For a band I’ve liked on and off for so long I’ve only seen them live once when they were on the main stage at Bloodstock 2014. Surprisingly this appears to be Prong’s only appearance at a UK festival. If they have performed elsewhere I have no recollections of it. I have no idea either how I’ve managed to miss them so may times over the years, but that tally gets improved upon this weekend. 

Snap Your Fingers, Snap Your Neck is taken from the bands 1994 album Cleaning – their most successful release, if only on a modest scale. 

Prong are a great addition to this tour and will give a bit of calm before the storm brought hence by the brutality of Exodus and Obituary. 


The Great Pretender


The last time I saw PAIN (as they like it stylised) on stage was back in 2008 at the then Manchester Carling Apollo when I caught the back end of their set when they were support to Nightwish on their Dark Passion Play tour. 

The Swedes have been back a handful of times since but mainly they’ve been confined to London. They’re not a band I follow too closely but as I was supposed to be off work and trains to and from Wolverhampton are pretty easy to negotiate I might have a jaunt into the Black Country, even though I’m now due back into work at 5am the following morning. 

PAIN is the industrial metal project and hobby from the mind of Peter Tägtgren who is also the sole member of the outfit, it’s just fleshed out with hired hands for the live arena. He is probably better known as front man of death metal band Hypocrisy and producer extraordinaire at Abyss Studios which he handily owns. Abyss, much like Swedish studio Sunlight in the late 80’s, has also been involved with a veritable who’s who of post 1995 Scandinavian metal. 
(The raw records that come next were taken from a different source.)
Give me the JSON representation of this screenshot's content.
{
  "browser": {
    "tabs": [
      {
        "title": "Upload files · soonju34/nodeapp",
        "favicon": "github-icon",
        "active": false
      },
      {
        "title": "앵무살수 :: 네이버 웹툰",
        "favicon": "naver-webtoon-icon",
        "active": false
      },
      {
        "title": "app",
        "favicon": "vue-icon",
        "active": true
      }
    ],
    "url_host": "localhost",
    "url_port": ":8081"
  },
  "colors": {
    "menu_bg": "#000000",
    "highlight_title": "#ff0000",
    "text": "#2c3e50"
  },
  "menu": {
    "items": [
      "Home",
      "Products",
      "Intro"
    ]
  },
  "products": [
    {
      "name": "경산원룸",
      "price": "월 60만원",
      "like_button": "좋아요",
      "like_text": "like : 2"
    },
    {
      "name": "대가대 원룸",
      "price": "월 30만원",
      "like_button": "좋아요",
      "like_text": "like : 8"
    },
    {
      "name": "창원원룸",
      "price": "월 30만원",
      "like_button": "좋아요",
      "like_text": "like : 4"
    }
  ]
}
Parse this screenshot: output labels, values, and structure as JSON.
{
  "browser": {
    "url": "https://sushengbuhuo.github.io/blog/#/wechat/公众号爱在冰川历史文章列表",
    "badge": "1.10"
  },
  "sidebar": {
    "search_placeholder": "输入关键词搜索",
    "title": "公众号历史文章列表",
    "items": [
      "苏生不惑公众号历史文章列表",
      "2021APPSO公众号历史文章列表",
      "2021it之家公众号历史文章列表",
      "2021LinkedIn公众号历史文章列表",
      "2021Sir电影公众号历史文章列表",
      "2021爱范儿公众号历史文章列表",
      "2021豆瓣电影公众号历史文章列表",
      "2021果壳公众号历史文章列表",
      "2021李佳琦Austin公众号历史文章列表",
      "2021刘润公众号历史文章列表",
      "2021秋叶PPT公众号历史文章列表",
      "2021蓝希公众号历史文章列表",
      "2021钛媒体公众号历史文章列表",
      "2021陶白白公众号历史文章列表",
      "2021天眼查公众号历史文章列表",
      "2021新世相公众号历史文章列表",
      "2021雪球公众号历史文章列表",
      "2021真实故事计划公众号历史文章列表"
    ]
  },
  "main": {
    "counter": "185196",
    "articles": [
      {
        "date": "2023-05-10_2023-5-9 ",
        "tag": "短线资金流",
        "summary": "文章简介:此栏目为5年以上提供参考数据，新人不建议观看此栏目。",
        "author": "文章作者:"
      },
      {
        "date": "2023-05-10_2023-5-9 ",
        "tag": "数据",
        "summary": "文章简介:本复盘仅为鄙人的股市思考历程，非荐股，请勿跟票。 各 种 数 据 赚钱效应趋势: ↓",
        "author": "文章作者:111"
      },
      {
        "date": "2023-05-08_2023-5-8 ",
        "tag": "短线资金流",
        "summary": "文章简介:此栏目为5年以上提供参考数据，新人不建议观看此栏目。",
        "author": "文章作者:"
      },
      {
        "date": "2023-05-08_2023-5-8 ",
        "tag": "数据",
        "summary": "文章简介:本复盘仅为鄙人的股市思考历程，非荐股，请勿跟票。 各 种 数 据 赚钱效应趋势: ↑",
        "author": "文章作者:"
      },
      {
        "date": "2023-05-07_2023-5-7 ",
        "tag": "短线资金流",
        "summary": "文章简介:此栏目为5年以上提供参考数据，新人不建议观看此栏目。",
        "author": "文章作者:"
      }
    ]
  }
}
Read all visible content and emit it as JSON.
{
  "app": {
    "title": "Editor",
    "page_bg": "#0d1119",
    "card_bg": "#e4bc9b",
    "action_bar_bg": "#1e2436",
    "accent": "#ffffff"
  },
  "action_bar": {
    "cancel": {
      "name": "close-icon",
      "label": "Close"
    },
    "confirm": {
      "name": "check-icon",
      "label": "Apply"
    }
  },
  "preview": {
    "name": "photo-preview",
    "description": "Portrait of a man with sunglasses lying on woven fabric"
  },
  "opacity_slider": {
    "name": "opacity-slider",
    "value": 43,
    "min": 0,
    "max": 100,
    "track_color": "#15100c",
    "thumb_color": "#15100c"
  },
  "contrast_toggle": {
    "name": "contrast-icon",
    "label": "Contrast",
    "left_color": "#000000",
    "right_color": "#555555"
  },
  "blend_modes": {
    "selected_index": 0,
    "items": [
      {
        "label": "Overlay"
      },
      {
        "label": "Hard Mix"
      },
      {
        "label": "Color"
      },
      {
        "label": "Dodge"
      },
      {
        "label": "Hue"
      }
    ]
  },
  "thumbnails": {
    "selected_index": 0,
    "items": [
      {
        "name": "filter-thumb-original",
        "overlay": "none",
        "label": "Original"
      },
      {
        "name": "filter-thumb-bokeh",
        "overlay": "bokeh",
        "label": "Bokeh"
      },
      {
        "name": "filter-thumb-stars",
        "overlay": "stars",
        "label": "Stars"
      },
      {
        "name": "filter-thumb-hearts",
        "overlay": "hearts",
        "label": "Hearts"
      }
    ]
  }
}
Latest album Coming Home was released in September a little over five years since their last release You Only Live Twice – where you can find The Great Pretender (which isn’t a cover of the Freddie Mercury song!). The gaps between PAIN releases are a bit random, but I’m guessing he’s a busy man. 




My original plan was to write a few words about Californian industrial duo G.G.F.H. but I’ve not been able to find a video for them, just some audio rips. Expect something by them later in the year, let’s pencil in October 31st? 

I can’t really do a run of industrial metal and skip over Ministry. They’ve been featured once already in this blog, but with something from their new wave synth-pop era. In 1992 they hit the mainstream with their breakthrough album Psalm 69: The Way to Succeed and the Way to Suck Eggs to give the record its full title. 

They reinvented themselves between the new wave era and hitting the limelight and there were three previous albums that – in a gloating kind of way – I was listening to well before Psalm 69 hit the stores. They’re one of those bands though where I can’t really recall how I got into them. I’m thinking it was probably a recommendation from local industrial band Hatemonger who’s frontman I knew. 

It wasn’t until the 2000’s until I got to see the band live, from what I recall a pretty inebriated Al Jourgensen was on stage in blazing afternoon sunlight at the 2003 Download Festival. My next, and currently last, time seeing them was in 2008 on the Wolverhampton stop on their C U LaTour – touted as their final tour. I was one of many people who came away pretty disappointed from the show as the main bulk of the set was made up from more recent releases and we had to wait for the encore to get a pair of songs from Psalm 69 and The Mind is a Terrible Thing to Taste. 

I’ve had the live video In Case You Didn’t Feel Like Showing Up for more than a quarter of a century now, but it’s been such a long time since I last viewed it, mainly because it’s a VHS cassette and we have no video player in the house and I’m not sure if it surfaced on DVD at any point in the intervening years. I would have loved to have seen the band in their most dangerous heyday, ensconced behind the chain mail barrier between the band and their rabid audiences. My only two experiences have been rather lacklustre affairs, which is why I declined to see them a few weeks ago. 

Stigmata is taken from the band’s third album The Land of Rape and Honey their first with a more metal edge. The album title is lifted from the motto on a coffee mug seen in Canadian town Tisdale, Saskatchewan, who’s local agricultural heritage is based in rapeseed and honey.